I knew I’d miss one television show: “60 Minutes.” Can you hear the tick, tick, and tick? I’d especially miss weekly doses of, “A Few Minutes with Andy Rooney.” I watched him dutifully for years. Something about his writing and nasally, Albany-accented voice resonated.
“60 Minutes” first appeared in 1968 when I was 3-years-old. The news program taught me about the war in Vietnam, thalidomide babies and homosexuality. A 1989 segment on Alar temporarily altered my relationship — and perhaps that of many Americans — with apples (the Environmental Protection Agency has since banned Alar use on food crops.).
I remember sitting on the floor beside my father on Sunday evenings watching “60 Minutes” together, his hand resting atop my head. Despite limited formal education, dad possessed an inherent interest in history and politics. He followed the news, with a little help from Walter Cronkite and the crew at “60 Minutes.”
Even as a little kid, I remember enjoying Rooney’s essays. His funny, leprechaun-like appearance, with bushy eyebrows caught my eye. His stories — about war, the economy and quirky consumer trends — captured my youthful attention.

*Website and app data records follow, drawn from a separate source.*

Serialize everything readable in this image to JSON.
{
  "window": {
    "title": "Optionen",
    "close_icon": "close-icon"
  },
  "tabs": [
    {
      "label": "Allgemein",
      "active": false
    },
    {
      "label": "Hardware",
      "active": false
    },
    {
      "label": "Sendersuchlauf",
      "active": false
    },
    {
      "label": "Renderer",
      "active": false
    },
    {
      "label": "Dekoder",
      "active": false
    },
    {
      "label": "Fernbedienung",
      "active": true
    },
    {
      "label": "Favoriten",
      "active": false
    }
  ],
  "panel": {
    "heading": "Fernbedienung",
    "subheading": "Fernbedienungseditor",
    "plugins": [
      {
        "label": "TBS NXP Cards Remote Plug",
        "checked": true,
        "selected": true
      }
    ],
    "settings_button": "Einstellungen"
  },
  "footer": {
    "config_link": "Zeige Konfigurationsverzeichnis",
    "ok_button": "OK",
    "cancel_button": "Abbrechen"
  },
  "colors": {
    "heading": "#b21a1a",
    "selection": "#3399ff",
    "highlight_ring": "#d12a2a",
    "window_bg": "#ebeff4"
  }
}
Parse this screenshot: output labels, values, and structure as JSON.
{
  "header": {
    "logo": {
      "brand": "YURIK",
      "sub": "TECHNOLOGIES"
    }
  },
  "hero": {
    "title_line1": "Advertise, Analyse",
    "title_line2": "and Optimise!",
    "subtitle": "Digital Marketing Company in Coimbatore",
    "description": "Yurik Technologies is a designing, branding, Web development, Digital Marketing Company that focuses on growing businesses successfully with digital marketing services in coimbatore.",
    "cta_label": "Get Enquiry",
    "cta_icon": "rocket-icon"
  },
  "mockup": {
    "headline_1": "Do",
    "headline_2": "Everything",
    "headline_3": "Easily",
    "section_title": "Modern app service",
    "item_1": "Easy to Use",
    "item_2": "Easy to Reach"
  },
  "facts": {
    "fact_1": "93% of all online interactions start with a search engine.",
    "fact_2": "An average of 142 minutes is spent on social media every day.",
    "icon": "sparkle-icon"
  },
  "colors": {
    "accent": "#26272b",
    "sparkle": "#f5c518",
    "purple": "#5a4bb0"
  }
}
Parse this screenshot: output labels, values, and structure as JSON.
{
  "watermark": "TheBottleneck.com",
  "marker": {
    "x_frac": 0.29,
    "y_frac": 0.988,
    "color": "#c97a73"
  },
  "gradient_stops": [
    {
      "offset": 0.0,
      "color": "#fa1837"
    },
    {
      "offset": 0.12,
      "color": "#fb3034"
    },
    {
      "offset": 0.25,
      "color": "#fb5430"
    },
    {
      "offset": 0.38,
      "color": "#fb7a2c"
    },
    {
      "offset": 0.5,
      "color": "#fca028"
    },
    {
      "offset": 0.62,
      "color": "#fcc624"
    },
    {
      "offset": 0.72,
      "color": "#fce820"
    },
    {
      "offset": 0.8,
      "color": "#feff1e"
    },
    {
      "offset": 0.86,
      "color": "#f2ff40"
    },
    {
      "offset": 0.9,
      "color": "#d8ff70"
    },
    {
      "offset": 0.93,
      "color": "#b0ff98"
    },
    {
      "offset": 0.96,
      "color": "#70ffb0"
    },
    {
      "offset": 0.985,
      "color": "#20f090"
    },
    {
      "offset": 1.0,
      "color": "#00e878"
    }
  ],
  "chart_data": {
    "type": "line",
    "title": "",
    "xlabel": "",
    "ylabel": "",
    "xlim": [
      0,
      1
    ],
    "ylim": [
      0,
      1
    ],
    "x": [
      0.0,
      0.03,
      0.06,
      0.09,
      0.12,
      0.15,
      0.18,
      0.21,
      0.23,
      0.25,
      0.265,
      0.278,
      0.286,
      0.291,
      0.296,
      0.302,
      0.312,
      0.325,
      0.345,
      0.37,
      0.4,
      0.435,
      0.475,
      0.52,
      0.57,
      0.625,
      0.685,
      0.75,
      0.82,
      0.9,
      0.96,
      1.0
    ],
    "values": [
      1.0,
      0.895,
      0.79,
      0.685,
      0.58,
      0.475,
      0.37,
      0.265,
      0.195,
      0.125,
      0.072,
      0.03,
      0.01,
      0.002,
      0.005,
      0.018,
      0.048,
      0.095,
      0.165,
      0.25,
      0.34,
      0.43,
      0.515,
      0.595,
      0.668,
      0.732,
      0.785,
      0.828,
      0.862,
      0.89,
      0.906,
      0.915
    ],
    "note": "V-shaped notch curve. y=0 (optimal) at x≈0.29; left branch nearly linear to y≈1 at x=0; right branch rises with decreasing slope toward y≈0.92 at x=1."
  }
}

Rooney was cantankerous and sometimes snide. He managed to sum up the frustrations of the everyman, the workaday person just trying to get ahead…or simply stay afloat. He did it with sharp wit and humor. I didn’t always agree. However, I respected his mastery of getting his point across, however blunt.
Perhaps Rooney’s most significant message is the one conveyed in his final essay: a teacher told him he was good at something. External affirmation fueled what would become his life’s work, that of a writer.
I am reminded how very important is it for each of us to dig deeply to find those things we are good at. All too often, our weaknesses stare us in the face in the morning mirror. I can list only too well the things I am utterly lousy at: math, computers, skiing, fashion, interior decorating and small talk at cocktail parties.
As we bumble our way through life, we owe certain indebtedness to those who see a glimmer of talent in us and actually identify it — sometimes pointing out what we ourselves have been unable to see.
Several years ago, I took a writing class just for fun. I wrote an essay about teaching Allen Brook School students about spiders as an ELF (now Four Winds) volunteer. To my surprise, the instructor encouraged me to submit the homework assignment for publication. Emboldened, I sent it off to the Williston Observer as a proposed guest column.
The then-editor called me up and asked, “Are you a writer?”
Surprised by the question, I answered, “No, actually, I’m a mom.”
The editor told me I was a good writer. No one ever said that to me before. I’ve since learned that I can be a writer and a mom.
I don’t aspire to Rooney’s stature and fame. I aspire to pass on the gifts of acknowledgment given to me.
My invitation to you — when you recognize that sparkle of potential in someone, point it out. You just might do for someone what Andy Rooney’s teacher did for him.